THE RJUKAN SUN MIRROR
Since it was completed in 2013, the Rjukan Sun Mirror has generated more international attention than any other Norwegian contemporary art produced throughout the last decades.
The Sun Mirror in Rjukan is also the world's only contemporary art project that is on its way to UNESCO's world heritage list, and the only KORO project that has had NASA inspected. NASA came to learn about the computer systems that control the mirrors, which follow the sun's orbits over Rjukan. After religious motifs lost their position in what we know as the currents of art history, it can be argued that the sun, the life-giving power we have everything to thank for, should be among the most important motifs - or perhaps the most important motif, for people make art about.

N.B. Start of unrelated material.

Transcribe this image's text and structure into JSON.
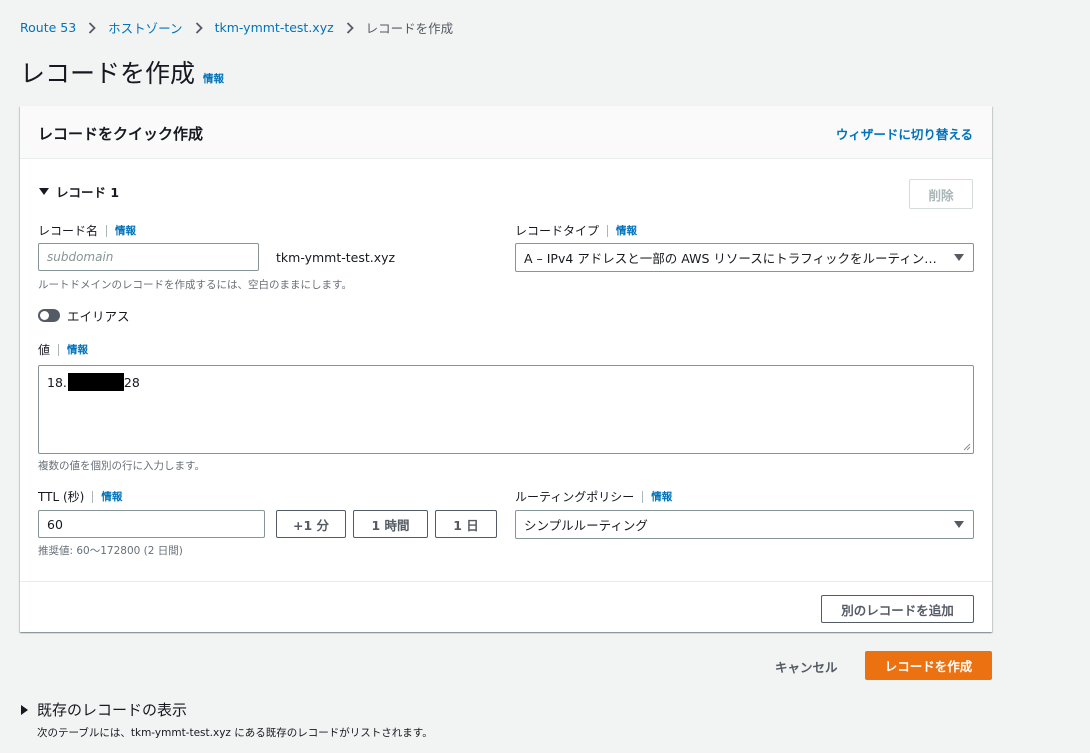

Nevertheless, there are not often large ambitious art projects of the sun appearing in the field of contemporary art. In an international contemporary context, there is Olafur Eliasson's `Weather Project`` on Tate from 2003 and James Turrell's `skyscape` installations. In the Norwegian context, one may have to return to Munch's monumental mural in the University's Aula (1913) to find great solar art? Until an artist in Rjukan just after the turn of the millennium embarked on a painstaking and thorough process to realize an idea as old as the city itself: to set up a sun mirror over the shadow valley. The popular tourist attraction Solspeilet is also concept art at a high level. Solspeilet thus pushes all boundaries for what is normal for Norwegian contemporary art, and all contemporary art that comes to Rjukan after 2013 will be seen in the light of the Sun Mirror. When we begin planning and programming exhibitions at RJUKAN CENTER FOR CONTEMPORARY ART during 2021, the unique sun mirror project - which grew out of the collaboration between Martin Andersen and Tinn Municipality, will gradually be clearly anchored where it belongs: In the absolute core of the international contemporary art field.